Opening: May 27th, 2011 6:30 PM - 12:00 AM


Moby Dick inspired a lifelong obsession in Orson Welles. So much so, that he
directed and appeared in at least three different adaptations of the novel: once on
the stage and twice in film.
Welles’s interpretations of Moby Dick included a 1955 play about a theatre
company’s rehearsal of the Herman Melville story, which featured newcomers Patrick
McGoohan, Joan Plowright and Kenneth Williams, and starred the director himself as
Captain Ahab. It is said that Welles considered the theatre hall to be the belly of the
whale, in which the actors are unwittingly trapped – much as, in the novel, the crew
are caught on the ship. Soon after the theatre production finished its run, Welles
shot, in two London theatres, a film that included additional cast members such as
Christopher Lee. It has since been presumed lost. 16 years later, Welles made
another attempt at his own film version, in which he played all the major parts.
Some of this footage was edited into a movie posthumously but, at the time of
writing, the film is unavailable for public viewing owing to legal issues.
‘In the Belly of the Whale’ is a response to Welles’s unremitting and ultimately
unfinished project. It considers the theme of rehearsal and its related notions of
incompleteness, version and repetition. The exhibition features new works by Adam
Chodzko, Côme Ciment and Jacopo Miliani, a recent piece by Anthea Hamilton and
contextual material.
Adam Chodzko has made a film for a damaged projector, set in a theatre, and
objects for actors to use in rehearsal. Côme Ciment has articulated elements from
Moby Dick and the exhibition’s premise with different gestures that appear
throughout the exhibition space. Anthea Hamilton’s airy room divider Untitled (Rope
Divider) (2009/2011) is made predominantly of knotted rope – the technique for
which was inspired by John Huston’s film Moby Dick.

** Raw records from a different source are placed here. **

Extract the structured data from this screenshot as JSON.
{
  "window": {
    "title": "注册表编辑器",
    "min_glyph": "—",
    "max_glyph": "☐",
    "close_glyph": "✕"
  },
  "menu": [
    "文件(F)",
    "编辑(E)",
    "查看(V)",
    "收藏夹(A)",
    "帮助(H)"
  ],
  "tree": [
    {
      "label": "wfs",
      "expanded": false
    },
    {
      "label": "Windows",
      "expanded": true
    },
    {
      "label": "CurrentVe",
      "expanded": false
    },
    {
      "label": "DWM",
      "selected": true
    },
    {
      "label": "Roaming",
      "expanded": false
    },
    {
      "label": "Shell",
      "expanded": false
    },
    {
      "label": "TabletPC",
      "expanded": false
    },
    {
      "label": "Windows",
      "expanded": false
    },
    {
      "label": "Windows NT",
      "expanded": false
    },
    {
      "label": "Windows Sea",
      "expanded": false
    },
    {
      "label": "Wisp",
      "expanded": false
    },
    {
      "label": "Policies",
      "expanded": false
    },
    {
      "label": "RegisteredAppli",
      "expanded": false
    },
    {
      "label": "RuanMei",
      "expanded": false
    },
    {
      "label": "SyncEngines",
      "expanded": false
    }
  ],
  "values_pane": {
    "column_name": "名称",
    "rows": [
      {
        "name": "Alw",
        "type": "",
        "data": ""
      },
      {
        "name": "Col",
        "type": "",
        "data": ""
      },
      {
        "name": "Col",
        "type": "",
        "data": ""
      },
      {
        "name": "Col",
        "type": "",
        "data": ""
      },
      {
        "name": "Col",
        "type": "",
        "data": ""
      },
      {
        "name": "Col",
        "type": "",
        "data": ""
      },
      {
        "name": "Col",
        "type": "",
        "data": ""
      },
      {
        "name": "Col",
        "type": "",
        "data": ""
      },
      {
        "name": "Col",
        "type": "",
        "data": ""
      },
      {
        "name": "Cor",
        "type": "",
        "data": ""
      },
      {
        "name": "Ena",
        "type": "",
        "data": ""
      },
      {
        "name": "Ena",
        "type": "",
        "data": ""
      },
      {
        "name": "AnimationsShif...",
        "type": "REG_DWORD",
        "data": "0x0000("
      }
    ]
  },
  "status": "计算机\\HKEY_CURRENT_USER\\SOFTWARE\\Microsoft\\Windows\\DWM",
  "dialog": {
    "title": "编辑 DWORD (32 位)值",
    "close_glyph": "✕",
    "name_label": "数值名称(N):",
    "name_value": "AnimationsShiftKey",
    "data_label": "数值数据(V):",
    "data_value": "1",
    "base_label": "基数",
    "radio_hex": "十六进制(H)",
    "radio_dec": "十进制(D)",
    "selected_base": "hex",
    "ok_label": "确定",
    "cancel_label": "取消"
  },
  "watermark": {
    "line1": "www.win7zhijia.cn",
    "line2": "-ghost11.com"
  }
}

A large metal ring acts as a
portal between the real space of the exhibition and a possible space of fiction.
Working with found images of a theatrical origin, Jacopo Miliani imagines a casting
for some of the secondary characters in Moby Dick.
‘In the Belly of the Whale’ includes a programme of associated events, to be
The exhibition is itself a rehearsal for a larger show that the curators are developing
in parallel.